The accusations brought forward by JEM that the UNAMID peacekeepers were moving with Sudanese spies fits into the picture of growing disagreements between UNAMID and the rebels who accuse the mission of not being neutral. Additionally, the Chairman of JEM, Khalil Ibrahim, was killed in an air raid by the Sudanese Air Force in late December 2011. Ibrahim had been one of the faces of the Darfur rebellion, appearing, for example, in a long TV interview with al-Jazeera Arabic. His death was a heavy blow to the JEM and taking the peacekeepers hostage can be seen as an attempt to remind the world of the Darfur issue and show that the JEM remains a relevant force in Sudan.
This is where the International Criminal Court (ICC) comes in. The UN Security Council referred the situation in Darfur to the ICC in March 2005. The mandate of the prosecution is now to investigate all crimes that fall under the ambit of the Rome Statute and are of sufficient gravity (the gravity criterion was introduced by Chief Prosecutor Moreno-Ocampo as part of the overall strategy of the Office of the Prosecutor (OTP)). It is the policy of the OTP to cover all types of crimes committed in a particular situation within its investigations. Accordingly, the prosecution opened a case against members of the National Resistance Movement (NRM) rebel group for attacking the AMIS camp in Haskanita in 2007.

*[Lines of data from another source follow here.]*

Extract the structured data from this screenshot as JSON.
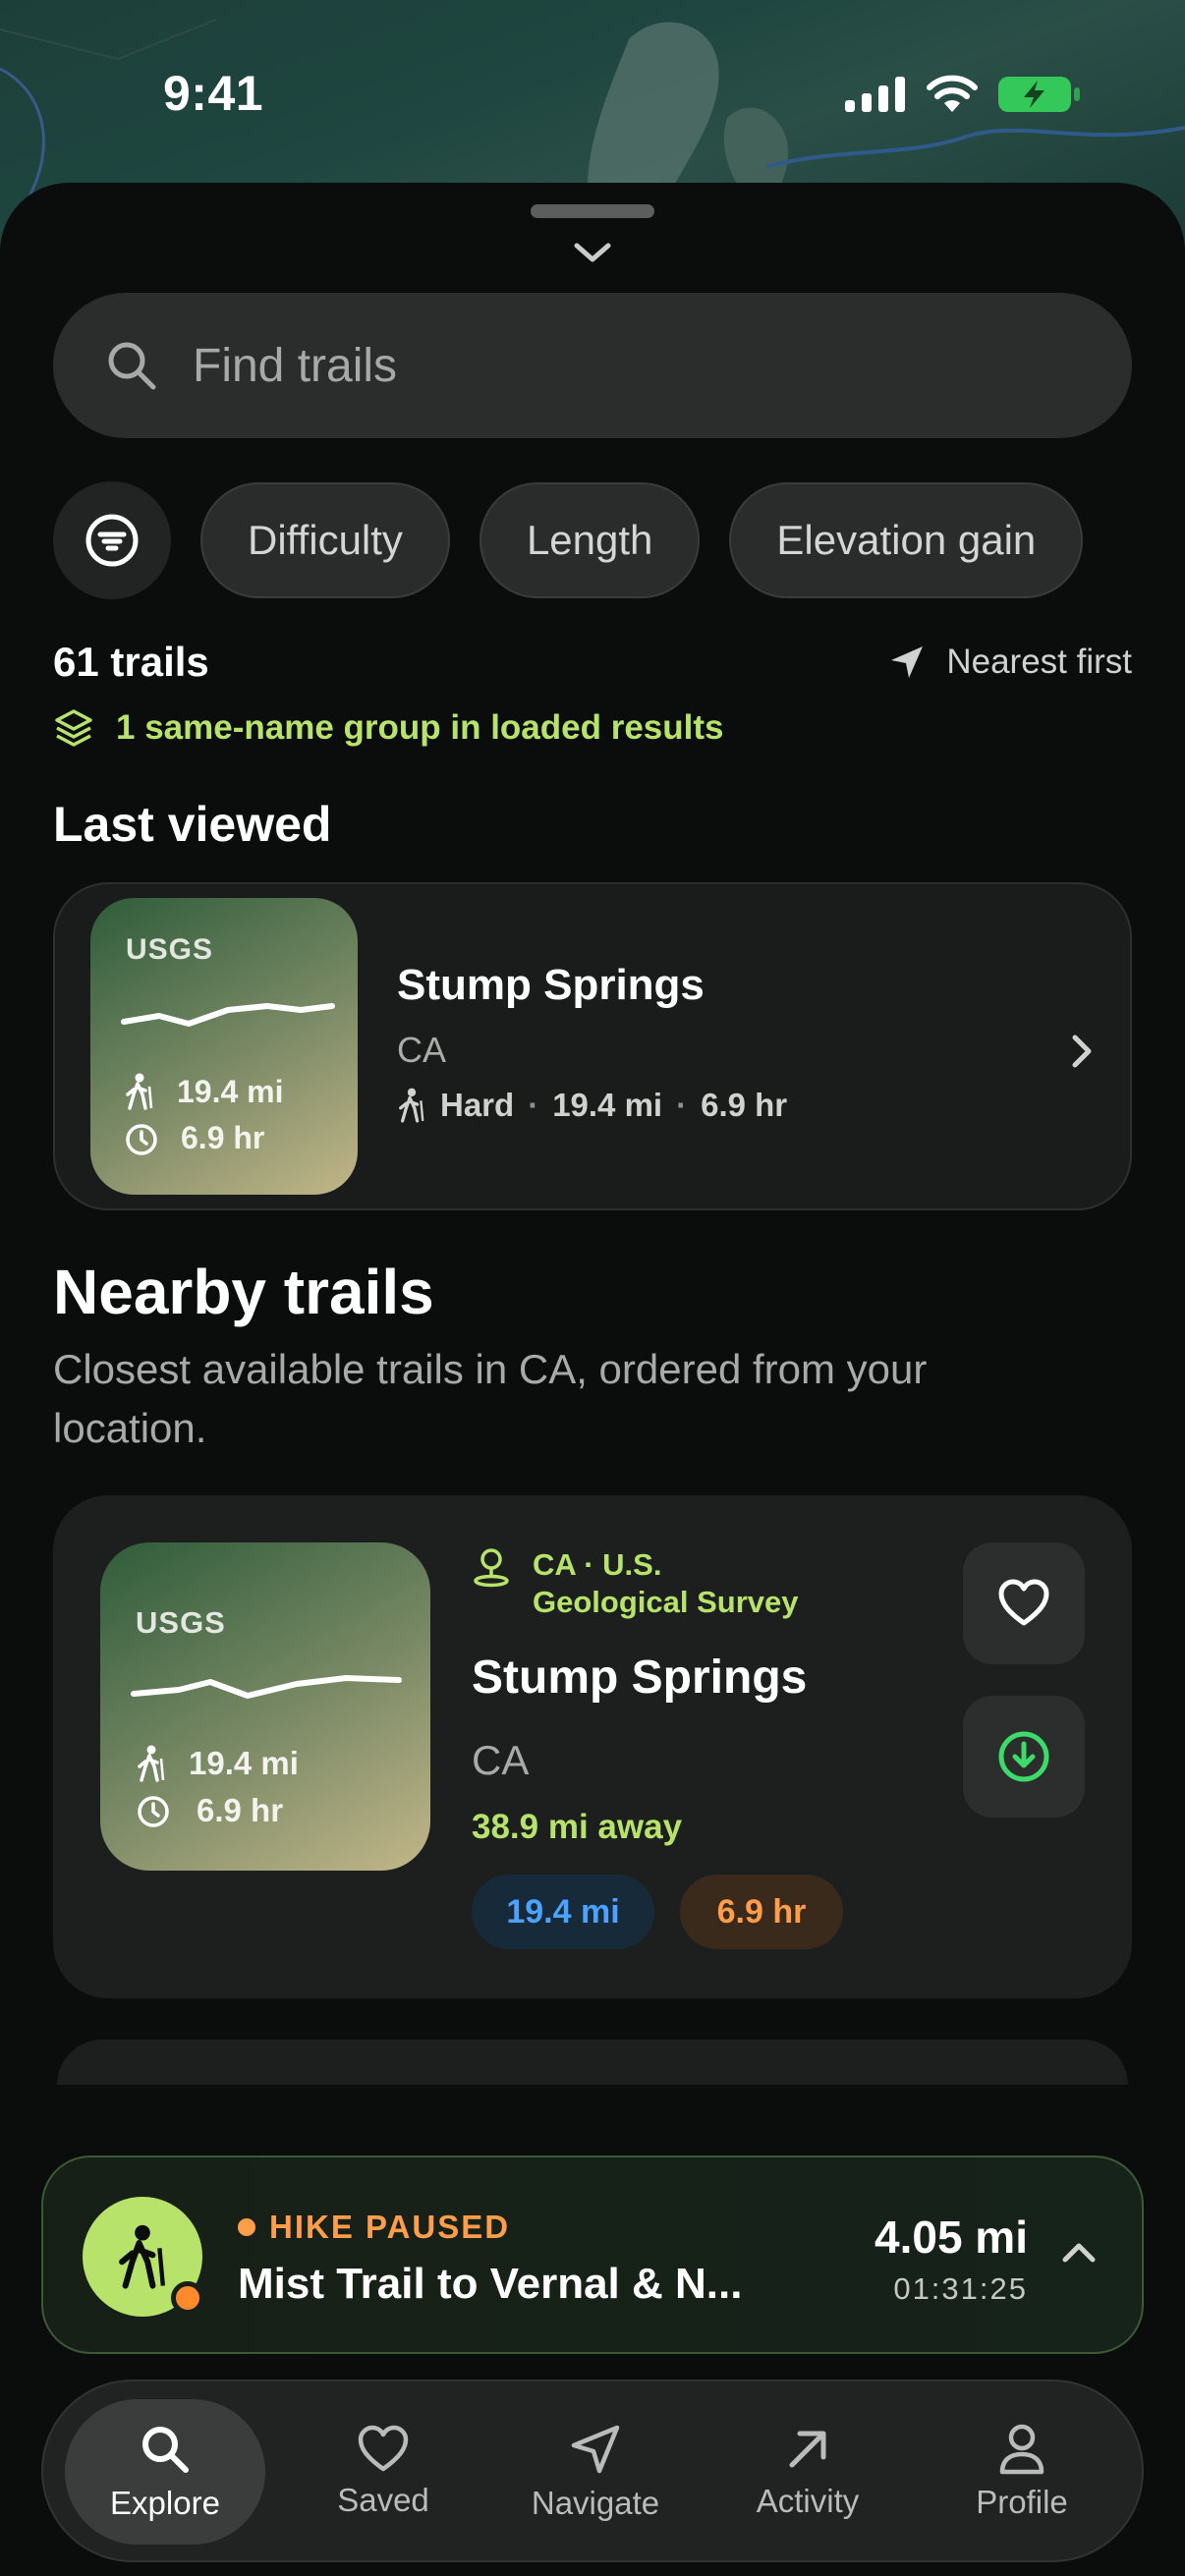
{
  "status_bar": {
    "time": "9:41"
  },
  "search": {
    "placeholder": "Find trails"
  },
  "filters": {
    "chips": [
      "Difficulty",
      "Length",
      "Elevation gain"
    ]
  },
  "results": {
    "count": "61 trails",
    "sort": "Nearest first",
    "group_note": "1 same-name group in loaded results"
  },
  "last_viewed": {
    "heading": "Last viewed",
    "thumb_source": "USGS",
    "thumb_distance": "19.4 mi",
    "thumb_time": "6.9 hr",
    "title": "Stump Springs",
    "state": "CA",
    "difficulty": "Hard",
    "dot": "·",
    "distance": "19.4 mi",
    "time": "6.9 hr"
  },
  "nearby": {
    "heading": "Nearby trails",
    "subtitle": "Closest available trails in CA, ordered from your location.",
    "card": {
      "thumb_source": "USGS",
      "thumb_distance": "19.4 mi",
      "thumb_time": "6.9 hr",
      "location_line1": "CA · U.S.",
      "location_line2": "Geological Survey",
      "title": "Stump Springs",
      "state": "CA",
      "away": "38.9 mi away",
      "pill_distance": "19.4 mi",
      "pill_time": "6.9 hr"
    }
  },
  "hike_banner": {
    "status": "HIKE PAUSED",
    "name": "Mist Trail to Vernal & N...",
    "distance": "4.05 mi",
    "elapsed": "01:31:25"
  },
  "tabs": [
    {
      "label": "Explore",
      "icon": "search-icon"
    },
    {
      "label": "Saved",
      "icon": "heart-icon"
    },
    {
      "label": "Navigate",
      "icon": "navigate-icon"
    },
    {
      "label": "Activity",
      "icon": "arrow-up-right-icon"
    },
    {
      "label": "Profile",
      "icon": "person-icon"
    }
  ],
  "colors": {
    "accent_green": "#b7e36b",
    "paused_orange": "#ff9d4a",
    "distance_blue": "#4ba3ff",
    "download_green": "#3ddc6a"
  }
}
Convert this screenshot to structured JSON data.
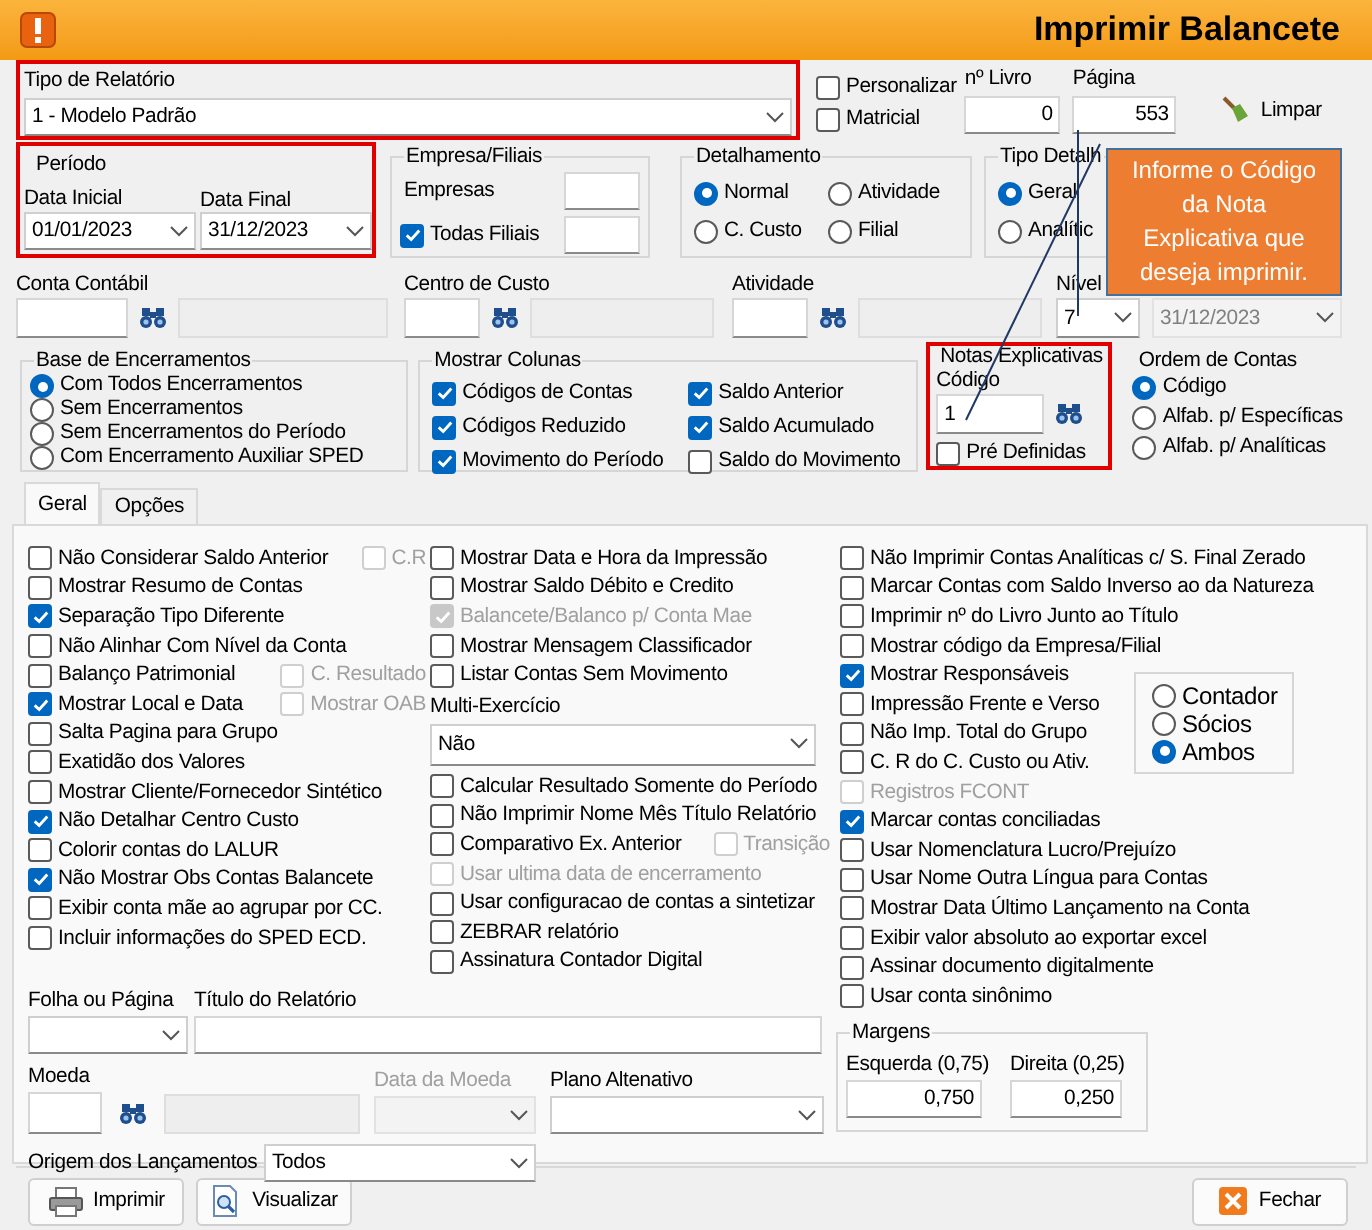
{
  "window": {
    "title": "Imprimir Balancete"
  },
  "tipo_relatorio": {
    "label": "Tipo de Relatório",
    "value": "1 - Modelo Padrão"
  },
  "print_options": [
    {
      "label": "Personalizar",
      "checked": false
    },
    {
      "label": "Matricial",
      "checked": false
    }
  ],
  "livro": {
    "label": "nº Livro",
    "value": "0"
  },
  "pagina": {
    "label": "Página",
    "value": "553"
  },
  "limpar_button": {
    "label": "Limpar"
  },
  "periodo": {
    "title": "Período",
    "data_inicial_label": "Data Inicial",
    "data_inicial": "01/01/2023",
    "data_final_label": "Data Final",
    "data_final": "31/12/2023"
  },
  "empresa_filiais": {
    "title": "Empresa/Filiais",
    "empresas_label": "Empresas",
    "todas_filiais": {
      "label": "Todas Filiais",
      "checked": true
    }
  },
  "detalhamento": {
    "title": "Detalhamento",
    "options": [
      {
        "label": "Normal",
        "selected": true
      },
      {
        "label": "Atividade",
        "selected": false
      },
      {
        "label": "C. Custo",
        "selected": false
      },
      {
        "label": "Filial",
        "selected": false
      }
    ]
  },
  "tipo_detalhe": {
    "title": "Tipo Detalh",
    "options": [
      {
        "label": "Geral",
        "selected": true
      },
      {
        "label": "Analític",
        "selected": false
      }
    ]
  },
  "filters": {
    "conta_contabil": "Conta Contábil",
    "centro_custo": "Centro de Custo",
    "atividade": "Atividade",
    "nivel_label": "Nível",
    "nivel": "7",
    "data": "31/12/2023"
  },
  "base_encerramentos": {
    "title": "Base de Encerramentos",
    "options": [
      {
        "label": "Com Todos Encerramentos",
        "selected": true
      },
      {
        "label": "Sem Encerramentos",
        "selected": false
      },
      {
        "label": "Sem Encerramentos do Período",
        "selected": false
      },
      {
        "label": "Com Encerramento Auxiliar SPED",
        "selected": false
      }
    ]
  },
  "mostrar_colunas": {
    "title": "Mostrar Colunas",
    "items": [
      {
        "label": "Códigos de Contas",
        "checked": true
      },
      {
        "label": "Códigos Reduzido",
        "checked": true
      },
      {
        "label": "Movimento do Período",
        "checked": true
      },
      {
        "label": "Saldo Anterior",
        "checked": true
      },
      {
        "label": "Saldo Acumulado",
        "checked": true
      },
      {
        "label": "Saldo do Movimento",
        "checked": false
      }
    ]
  },
  "notas_explicativas": {
    "title": "Notas Explicativas",
    "codigo_label": "Código",
    "codigo": "1",
    "pre_definidas": {
      "label": "Pré Definidas",
      "checked": false
    }
  },
  "ordem_contas": {
    "title": "Ordem de Contas",
    "options": [
      {
        "label": "Código",
        "selected": true
      },
      {
        "label": "Alfab. p/  Específicas",
        "selected": false
      },
      {
        "label": "Alfab. p/ Analíticas",
        "selected": false
      }
    ]
  },
  "tabs": [
    {
      "label": "Geral",
      "selected": true
    },
    {
      "label": "Opções",
      "selected": false
    }
  ],
  "column_1": [
    {
      "kind": "checkbox",
      "label": "Não Considerar Saldo Anterior",
      "checked": false,
      "disabled": false,
      "extra": {
        "label": "C.R",
        "checked": false,
        "disabled": true
      }
    },
    {
      "kind": "checkbox",
      "label": "Mostrar Resumo de Contas",
      "checked": false,
      "disabled": false
    },
    {
      "kind": "checkbox",
      "label": "Separação Tipo Diferente",
      "checked": true,
      "disabled": false
    },
    {
      "kind": "checkbox",
      "label": "Não Alinhar Com Nível da Conta",
      "checked": false,
      "disabled": false
    },
    {
      "kind": "checkbox",
      "label": "Balanço Patrimonial",
      "checked": false,
      "disabled": false,
      "extra": {
        "label": "C. Resultado",
        "checked": false,
        "disabled": true
      }
    },
    {
      "kind": "checkbox",
      "label": "Mostrar Local e Data",
      "checked": true,
      "disabled": false,
      "extra": {
        "label": "Mostrar OAB",
        "checked": false,
        "disabled": true
      }
    },
    {
      "kind": "checkbox",
      "label": "Salta Pagina para Grupo",
      "checked": false,
      "disabled": false
    },
    {
      "kind": "checkbox",
      "label": "Exatidão dos Valores",
      "checked": false,
      "disabled": false
    },
    {
      "kind": "checkbox",
      "label": "Mostrar Cliente/Fornecedor Sintético",
      "checked": false,
      "disabled": false
    },
    {
      "kind": "checkbox",
      "label": "Não Detalhar Centro Custo",
      "checked": true,
      "disabled": false
    },
    {
      "kind": "checkbox",
      "label": "Colorir contas do LALUR",
      "checked": false,
      "disabled": false
    },
    {
      "kind": "checkbox",
      "label": "Não Mostrar Obs Contas Balancete",
      "checked": true,
      "disabled": false
    },
    {
      "kind": "checkbox",
      "label": "Exibir conta mãe ao agrupar por CC.",
      "checked": false,
      "disabled": false
    },
    {
      "kind": "checkbox",
      "label": "Incluir informações do SPED ECD.",
      "checked": false,
      "disabled": false
    }
  ],
  "column_2": [
    {
      "kind": "checkbox",
      "label": "Mostrar Data e Hora da Impressão",
      "checked": false,
      "disabled": false
    },
    {
      "kind": "checkbox",
      "label": "Mostrar Saldo Débito e Credito",
      "checked": false,
      "disabled": false
    },
    {
      "kind": "checkbox",
      "label": "Balancete/Balanco p/ Conta Mae",
      "checked": true,
      "disabled": true
    },
    {
      "kind": "checkbox",
      "label": "Mostrar Mensagem Classificador",
      "checked": false,
      "disabled": false
    },
    {
      "kind": "checkbox",
      "label": "Listar Contas Sem Movimento",
      "checked": false,
      "disabled": false
    },
    {
      "kind": "select",
      "label": "Multi-Exercício",
      "value": "Não"
    },
    {
      "kind": "checkbox",
      "label": "Calcular Resultado Somente do Período",
      "checked": false,
      "disabled": false
    },
    {
      "kind": "checkbox",
      "label": "Não Imprimir Nome Mês Título Relatório",
      "checked": false,
      "disabled": false
    },
    {
      "kind": "checkbox",
      "label": "Comparativo Ex. Anterior",
      "checked": false,
      "disabled": false,
      "extra": {
        "label": "Transição",
        "checked": false,
        "disabled": true
      }
    },
    {
      "kind": "checkbox",
      "label": "Usar ultima data de encerramento",
      "checked": false,
      "disabled": true
    },
    {
      "kind": "checkbox",
      "label": "Usar configuracao de contas a sintetizar",
      "checked": false,
      "disabled": false
    },
    {
      "kind": "checkbox",
      "label": "ZEBRAR relatório",
      "checked": false,
      "disabled": false
    },
    {
      "kind": "checkbox",
      "label": "Assinatura Contador Digital",
      "checked": false,
      "disabled": false
    }
  ],
  "column_3": [
    {
      "kind": "checkbox",
      "label": "Não Imprimir Contas Analíticas c/ S. Final Zerado",
      "checked": false,
      "disabled": false
    },
    {
      "kind": "checkbox",
      "label": "Marcar Contas com Saldo Inverso ao da Natureza",
      "checked": false,
      "disabled": false
    },
    {
      "kind": "checkbox",
      "label": "Imprimir nº do Livro Junto ao Título",
      "checked": false,
      "disabled": false
    },
    {
      "kind": "checkbox",
      "label": "Mostrar código da Empresa/Filial",
      "checked": false,
      "disabled": false
    },
    {
      "kind": "checkbox",
      "label": "Mostrar Responsáveis",
      "checked": true,
      "disabled": false
    },
    {
      "kind": "checkbox",
      "label": "Impressão Frente e Verso",
      "checked": false,
      "disabled": false
    },
    {
      "kind": "checkbox",
      "label": "Não Imp. Total do Grupo",
      "checked": false,
      "disabled": false
    },
    {
      "kind": "checkbox",
      "label": "C. R do C. Custo ou Ativ.",
      "checked": false,
      "disabled": false
    },
    {
      "kind": "checkbox",
      "label": "Registros FCONT",
      "checked": false,
      "disabled": true
    },
    {
      "kind": "checkbox",
      "label": "Marcar contas conciliadas",
      "checked": true,
      "disabled": false
    },
    {
      "kind": "checkbox",
      "label": "Usar Nomenclatura Lucro/Prejuízo",
      "checked": false,
      "disabled": false
    },
    {
      "kind": "checkbox",
      "label": "Usar Nome Outra Língua para Contas",
      "checked": false,
      "disabled": false
    },
    {
      "kind": "checkbox",
      "label": "Mostrar Data Último Lançamento na Conta",
      "checked": false,
      "disabled": false
    },
    {
      "kind": "checkbox",
      "label": "Exibir valor absoluto ao exportar excel",
      "checked": false,
      "disabled": false
    },
    {
      "kind": "checkbox",
      "label": "Assinar documento digitalmente",
      "checked": false,
      "disabled": false
    },
    {
      "kind": "checkbox",
      "label": "Usar conta sinônimo",
      "checked": false,
      "disabled": false
    }
  ],
  "responsaveis": {
    "options": [
      {
        "label": "Contador",
        "selected": false
      },
      {
        "label": "Sócios",
        "selected": false
      },
      {
        "label": "Ambos",
        "selected": true
      }
    ]
  },
  "folha_pagina": {
    "label": "Folha ou Página"
  },
  "titulo_relatorio": {
    "label": "Título do Relatório"
  },
  "moeda": {
    "label": "Moeda"
  },
  "data_moeda": {
    "label": "Data da Moeda",
    "disabled": true
  },
  "plano_alternativo": {
    "label": "Plano Altenativo"
  },
  "origem": {
    "label": "Origem dos Lançamentos",
    "value": "Todos"
  },
  "margens": {
    "title": "Margens",
    "esquerda_label": "Esquerda (0,75)",
    "esquerda": "0,750",
    "direita_label": "Direita (0,25)",
    "direita": "0,250"
  },
  "buttons": [
    {
      "label": "Imprimir",
      "kind": "print"
    },
    {
      "label": "Visualizar",
      "kind": "preview"
    },
    {
      "label": "Fechar",
      "kind": "close"
    }
  ],
  "callout": {
    "text": "Informe o Código da Nota Explicativa que deseja imprimir."
  }
}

Rebel commanders Mohamed Jerbo Jamus and Abdallah Banda Abakaer Nourain presented themselves voluntarily in the Hague and are currently on trial for the attacks. Unsurprisingly, their defense strategy focuses on questioning the neutrality of AMIS in Darfur, claiming that the peacekeepers where supplying the Government of Sudan with coordinates of the rebel forces to support the bombing campaign of the Sudanese Air Forces. The Haskanita case is the ICC’s attempt to cover the attacks on AMIS and UNAMID in its investigations in Darfur. It is supposed to set an example and clearly show that attacks against peacekeepers are a war crime and will be prosecuted accordingly. Unfortunately the prosecution of the alleged perpetrators of the Haskanita attack has done little to stop the attacks against the peacekeepers or instill respect for their mandates among the warring parties. Even though the holding of UNAMID members by JEM as such does not amount to a war crime, it serves as a reminder that the problem of a lack of respect for the peacekeepers among the conflict parties still exists. It remains to be seen if the trials of Jerbo and Banda can instill some sort of deterrence in later stages of the process, but the spread of banditry targeting UNAMID and UN agencies warrant skepticism regarding a deterrent effect of ICC prosecutions in this context.
UPDATE: As of Tuesday, February 21st the JEM has now released the 49 UNAMID members they had taken hostage while keeping the three alleged Sudanese ‘agents’ in custody. UNAMID reports that JEM released the peacekeepers when they found themselves surrounded and vastly outnumbered by UNAMID reinforcements.